Repeat all entries below exactly as shown.

*** RECORDS SUPPLIED ***

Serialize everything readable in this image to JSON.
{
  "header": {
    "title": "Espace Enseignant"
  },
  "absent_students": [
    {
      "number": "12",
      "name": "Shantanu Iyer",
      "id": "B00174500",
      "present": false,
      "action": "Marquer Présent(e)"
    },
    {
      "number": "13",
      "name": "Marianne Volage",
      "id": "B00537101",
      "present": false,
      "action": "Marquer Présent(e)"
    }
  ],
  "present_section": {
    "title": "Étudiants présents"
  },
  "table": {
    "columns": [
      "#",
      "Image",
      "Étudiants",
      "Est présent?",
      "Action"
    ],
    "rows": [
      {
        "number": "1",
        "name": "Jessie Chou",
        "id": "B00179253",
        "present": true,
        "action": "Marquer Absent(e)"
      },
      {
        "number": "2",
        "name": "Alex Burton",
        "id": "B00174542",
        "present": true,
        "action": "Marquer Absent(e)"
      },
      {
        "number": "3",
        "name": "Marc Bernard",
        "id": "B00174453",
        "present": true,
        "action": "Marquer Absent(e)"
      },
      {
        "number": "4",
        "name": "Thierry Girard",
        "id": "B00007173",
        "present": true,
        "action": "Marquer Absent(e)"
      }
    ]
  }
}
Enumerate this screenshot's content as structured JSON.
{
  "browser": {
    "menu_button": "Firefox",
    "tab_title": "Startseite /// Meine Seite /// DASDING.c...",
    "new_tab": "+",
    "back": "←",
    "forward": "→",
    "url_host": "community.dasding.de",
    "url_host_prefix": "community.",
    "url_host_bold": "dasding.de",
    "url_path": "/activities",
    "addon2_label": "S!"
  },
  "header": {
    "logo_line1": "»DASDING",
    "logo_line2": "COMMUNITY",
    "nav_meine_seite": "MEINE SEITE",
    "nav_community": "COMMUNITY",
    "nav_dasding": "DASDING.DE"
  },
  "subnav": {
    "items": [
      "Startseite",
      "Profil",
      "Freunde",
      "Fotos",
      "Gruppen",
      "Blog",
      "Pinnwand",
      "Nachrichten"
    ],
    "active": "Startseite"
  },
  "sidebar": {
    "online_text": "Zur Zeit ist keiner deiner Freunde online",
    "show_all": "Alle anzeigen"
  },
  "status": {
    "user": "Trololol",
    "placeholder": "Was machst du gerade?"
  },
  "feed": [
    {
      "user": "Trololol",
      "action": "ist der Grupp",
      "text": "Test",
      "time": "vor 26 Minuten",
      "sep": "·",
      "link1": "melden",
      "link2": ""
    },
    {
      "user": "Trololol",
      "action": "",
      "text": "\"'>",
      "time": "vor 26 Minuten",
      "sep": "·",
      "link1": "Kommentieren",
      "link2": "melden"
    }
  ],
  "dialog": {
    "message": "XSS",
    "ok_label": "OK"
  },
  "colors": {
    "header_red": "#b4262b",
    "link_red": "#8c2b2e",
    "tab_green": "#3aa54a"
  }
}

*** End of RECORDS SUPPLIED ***

*WRITTEN RESPONSE*.
Serialize everything readable in this image to JSON.
{
  "header": {
    "title": "Espace Enseignant"
  },
  "absent_students": [
    {
      "number": "12",
      "name": "Shantanu Iyer",
      "id": "B00174500",
      "present": false,
      "action": "Marquer Présent(e)"
    },
    {
      "number": "13",
      "name": "Marianne Volage",
      "id": "B00537101",
      "present": false,
      "action": "Marquer Présent(e)"
    }
  ],
  "present_section": {
    "title": "Étudiants présents"
  },
  "table": {
    "columns": [
      "#",
      "Image",
      "Étudiants",
      "Est présent?",
      "Action"
    ],
    "rows": [
      {
        "number": "1",
        "name": "Jessie Chou",
        "id": "B00179253",
        "present": true,
        "action": "Marquer Absent(e)"
      },
      {
        "number": "2",
        "name": "Alex Burton",
        "id": "B00174542",
        "present": true,
        "action": "Marquer Absent(e)"
      },
      {
        "number": "3",
        "name": "Marc Bernard",
        "id": "B00174453",
        "present": true,
        "action": "Marquer Absent(e)"
      },
      {
        "number": "4",
        "name": "Thierry Girard",
        "id": "B00007173",
        "present": true,
        "action": "Marquer Absent(e)"
      }
    ]
  }
}
Enumerate this screenshot's content as structured JSON.
{
  "browser": {
    "menu_button": "Firefox",
    "tab_title": "Startseite /// Meine Seite /// DASDING.c...",
    "new_tab": "+",
    "back": "←",
    "forward": "→",
    "url_host": "community.dasding.de",
    "url_host_prefix": "community.",
    "url_host_bold": "dasding.de",
    "url_path": "/activities",
    "addon2_label": "S!"
  },
  "header": {
    "logo_line1": "»DASDING",
    "logo_line2": "COMMUNITY",
    "nav_meine_seite": "MEINE SEITE",
    "nav_community": "COMMUNITY",
    "nav_dasding": "DASDING.DE"
  },
  "subnav": {
    "items": [
      "Startseite",
      "Profil",
      "Freunde",
      "Fotos",
      "Gruppen",
      "Blog",
      "Pinnwand",
      "Nachrichten"
    ],
    "active": "Startseite"
  },
  "sidebar": {
    "online_text": "Zur Zeit ist keiner deiner Freunde online",
    "show_all": "Alle anzeigen"
  },
  "status": {
    "user": "Trololol",
    "placeholder": "Was machst du gerade?"
  },
  "feed": [
    {
      "user": "Trololol",
      "action": "ist der Grupp",
      "text": "Test",
      "time": "vor 26 Minuten",
      "sep": "·",
      "link1": "melden",
      "link2": ""
    },
    {
      "user": "Trololol",
      "action": "",
      "text": "\"'>",
      "time": "vor 26 Minuten",
      "sep": "·",
      "link1": "Kommentieren",
      "link2": "melden"
    }
  ],
  "dialog": {
    "message": "XSS",
    "ok_label": "OK"
  },
  "colors": {
    "header_red": "#b4262b",
    "link_red": "#8c2b2e",
    "tab_green": "#3aa54a"
  }
}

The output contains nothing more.